Soon after “a bug's land,” Disney added the “Who Wants to be a Millionaire” attraction that was already playing at Disney's Hollywood Studios. They converted the abysmal “Superstar Limo” attraction into “Monsters, Inc. Mike & Sulley to the Rescue!.” The show at the Hyperion Theater was revamped and improved. And in 2004 they finally added the first truly “Disney” E-ticket attraction, “The Twilight Zone Tower of Terror.” But overall, none of this had a significant effect on the park.
On March 13, 2005, Disney announced that Bob Iger would succeed Michael Eisner as CEO. Much would change with this new leadership.
On October 17, 2007, Iger announced a multi-year $1.1 billion expansion for DCA. The plan included modifications to the park’s entrance, Paradise Pier, Golden State, and Hollywood Pictures Backlot. In addition, Sunshine Plaza would be transformed into Buena Vista Street and a whole new area, Cars Land, would be added to the park.
With the work complete, Disney California Adventure was rededicated on June 15, 2012. This rededication was Disney’s way of acknowledging that they had goofed in the beginning and were ready to start anew.
A huge press event was held for the rededication and both guests and media personnel could see the difference. The massive crowds that never materialized at the park’s original opening finally showed up this past summer. For the first time in history, DCA occasionally hosted more people than Disneyland on given days. The Disney Company had gone back to its core values and it showed. DCA was no longer an outcast stepchild, it was a full member of the Disney family.
Next week I will discuss Disney California Adventure in detail and show you some before and after photographs. I think you’ll be amazed at the changes.

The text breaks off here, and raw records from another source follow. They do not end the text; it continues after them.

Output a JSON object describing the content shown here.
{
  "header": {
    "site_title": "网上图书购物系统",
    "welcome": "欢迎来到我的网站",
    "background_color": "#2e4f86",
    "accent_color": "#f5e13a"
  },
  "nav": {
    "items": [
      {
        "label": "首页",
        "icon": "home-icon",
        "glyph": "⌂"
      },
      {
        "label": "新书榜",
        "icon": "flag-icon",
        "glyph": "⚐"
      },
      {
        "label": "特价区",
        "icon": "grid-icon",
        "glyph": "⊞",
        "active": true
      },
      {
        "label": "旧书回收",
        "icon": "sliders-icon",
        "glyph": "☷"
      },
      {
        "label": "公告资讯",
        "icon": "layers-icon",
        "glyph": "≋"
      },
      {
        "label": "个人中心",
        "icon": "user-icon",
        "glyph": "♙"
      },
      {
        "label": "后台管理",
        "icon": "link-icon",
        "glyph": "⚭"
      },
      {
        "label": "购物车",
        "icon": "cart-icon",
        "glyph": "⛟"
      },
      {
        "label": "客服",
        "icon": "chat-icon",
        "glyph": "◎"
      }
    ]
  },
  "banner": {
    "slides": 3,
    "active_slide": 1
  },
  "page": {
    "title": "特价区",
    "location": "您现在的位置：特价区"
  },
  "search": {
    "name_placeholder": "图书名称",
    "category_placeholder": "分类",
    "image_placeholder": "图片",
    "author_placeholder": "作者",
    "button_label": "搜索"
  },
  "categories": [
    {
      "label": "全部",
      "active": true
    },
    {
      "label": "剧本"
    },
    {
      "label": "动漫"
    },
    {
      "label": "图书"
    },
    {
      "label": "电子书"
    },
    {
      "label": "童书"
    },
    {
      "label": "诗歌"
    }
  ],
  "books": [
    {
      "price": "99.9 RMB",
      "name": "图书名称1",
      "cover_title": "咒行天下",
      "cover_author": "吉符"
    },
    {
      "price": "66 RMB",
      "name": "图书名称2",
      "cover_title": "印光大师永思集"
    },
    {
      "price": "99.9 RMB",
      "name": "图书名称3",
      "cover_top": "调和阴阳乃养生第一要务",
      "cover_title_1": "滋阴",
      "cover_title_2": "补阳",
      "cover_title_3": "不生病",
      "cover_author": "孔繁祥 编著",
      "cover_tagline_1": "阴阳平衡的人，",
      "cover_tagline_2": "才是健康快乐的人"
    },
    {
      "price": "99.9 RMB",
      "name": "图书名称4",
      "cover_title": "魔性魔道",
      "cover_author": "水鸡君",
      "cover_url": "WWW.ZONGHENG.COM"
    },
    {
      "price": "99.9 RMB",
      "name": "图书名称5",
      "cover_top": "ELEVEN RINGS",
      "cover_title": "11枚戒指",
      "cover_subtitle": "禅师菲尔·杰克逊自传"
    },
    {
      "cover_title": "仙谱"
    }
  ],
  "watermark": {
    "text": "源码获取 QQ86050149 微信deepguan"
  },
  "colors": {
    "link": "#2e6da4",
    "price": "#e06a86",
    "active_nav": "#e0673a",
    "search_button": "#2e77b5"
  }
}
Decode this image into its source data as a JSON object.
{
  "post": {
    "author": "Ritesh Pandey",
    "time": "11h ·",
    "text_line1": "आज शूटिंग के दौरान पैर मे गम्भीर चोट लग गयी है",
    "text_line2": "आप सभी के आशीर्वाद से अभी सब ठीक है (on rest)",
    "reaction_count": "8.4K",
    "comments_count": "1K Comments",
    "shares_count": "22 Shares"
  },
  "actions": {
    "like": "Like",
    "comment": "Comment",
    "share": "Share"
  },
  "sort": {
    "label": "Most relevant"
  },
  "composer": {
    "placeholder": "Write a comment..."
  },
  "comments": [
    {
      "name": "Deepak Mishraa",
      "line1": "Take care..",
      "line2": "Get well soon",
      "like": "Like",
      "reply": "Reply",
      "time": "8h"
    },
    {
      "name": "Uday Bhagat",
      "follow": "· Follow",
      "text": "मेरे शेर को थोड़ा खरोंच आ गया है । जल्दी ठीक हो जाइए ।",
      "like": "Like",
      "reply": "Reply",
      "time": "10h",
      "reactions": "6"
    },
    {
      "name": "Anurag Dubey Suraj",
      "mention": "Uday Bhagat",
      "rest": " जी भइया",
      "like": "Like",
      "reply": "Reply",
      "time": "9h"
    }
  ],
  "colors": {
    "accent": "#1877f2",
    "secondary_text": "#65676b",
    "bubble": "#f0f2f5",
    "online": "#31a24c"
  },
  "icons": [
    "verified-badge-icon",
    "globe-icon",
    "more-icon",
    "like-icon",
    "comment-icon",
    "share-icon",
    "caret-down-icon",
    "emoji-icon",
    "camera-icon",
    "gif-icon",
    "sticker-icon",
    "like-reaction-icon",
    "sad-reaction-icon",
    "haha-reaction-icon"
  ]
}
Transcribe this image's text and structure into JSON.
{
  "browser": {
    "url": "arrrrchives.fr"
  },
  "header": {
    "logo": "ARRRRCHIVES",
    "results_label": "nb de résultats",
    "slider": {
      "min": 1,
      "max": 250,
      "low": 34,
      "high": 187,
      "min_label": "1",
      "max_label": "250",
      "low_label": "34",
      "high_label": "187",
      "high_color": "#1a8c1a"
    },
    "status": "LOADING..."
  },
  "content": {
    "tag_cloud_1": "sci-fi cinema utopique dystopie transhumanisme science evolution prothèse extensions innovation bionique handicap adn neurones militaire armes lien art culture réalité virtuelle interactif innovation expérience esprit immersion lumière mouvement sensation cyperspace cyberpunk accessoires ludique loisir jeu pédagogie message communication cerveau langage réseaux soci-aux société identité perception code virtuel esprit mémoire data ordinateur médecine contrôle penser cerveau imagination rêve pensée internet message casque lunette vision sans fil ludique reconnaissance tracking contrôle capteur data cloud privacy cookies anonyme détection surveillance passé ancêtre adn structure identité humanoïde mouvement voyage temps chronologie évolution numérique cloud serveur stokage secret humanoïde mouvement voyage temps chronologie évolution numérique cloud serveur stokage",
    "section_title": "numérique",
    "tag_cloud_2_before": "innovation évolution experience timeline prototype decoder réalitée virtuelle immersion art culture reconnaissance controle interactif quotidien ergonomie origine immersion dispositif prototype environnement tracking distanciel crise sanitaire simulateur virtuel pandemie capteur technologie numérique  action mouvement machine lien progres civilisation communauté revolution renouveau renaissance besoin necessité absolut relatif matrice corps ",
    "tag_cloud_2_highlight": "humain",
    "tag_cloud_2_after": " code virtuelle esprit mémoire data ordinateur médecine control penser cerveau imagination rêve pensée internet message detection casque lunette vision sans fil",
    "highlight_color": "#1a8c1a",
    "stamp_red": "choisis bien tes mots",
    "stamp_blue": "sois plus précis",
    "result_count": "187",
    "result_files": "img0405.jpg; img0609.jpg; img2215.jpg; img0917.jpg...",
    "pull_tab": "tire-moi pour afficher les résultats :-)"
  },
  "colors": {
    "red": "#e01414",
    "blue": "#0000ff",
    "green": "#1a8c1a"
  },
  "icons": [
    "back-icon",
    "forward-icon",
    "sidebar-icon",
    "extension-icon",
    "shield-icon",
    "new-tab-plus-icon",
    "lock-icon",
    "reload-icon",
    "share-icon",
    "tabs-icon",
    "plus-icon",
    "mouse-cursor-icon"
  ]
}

The previous post in this blog was Visit Disneyland - Part Two.
The next post in this blog is Disney California Adventure Part One of Six.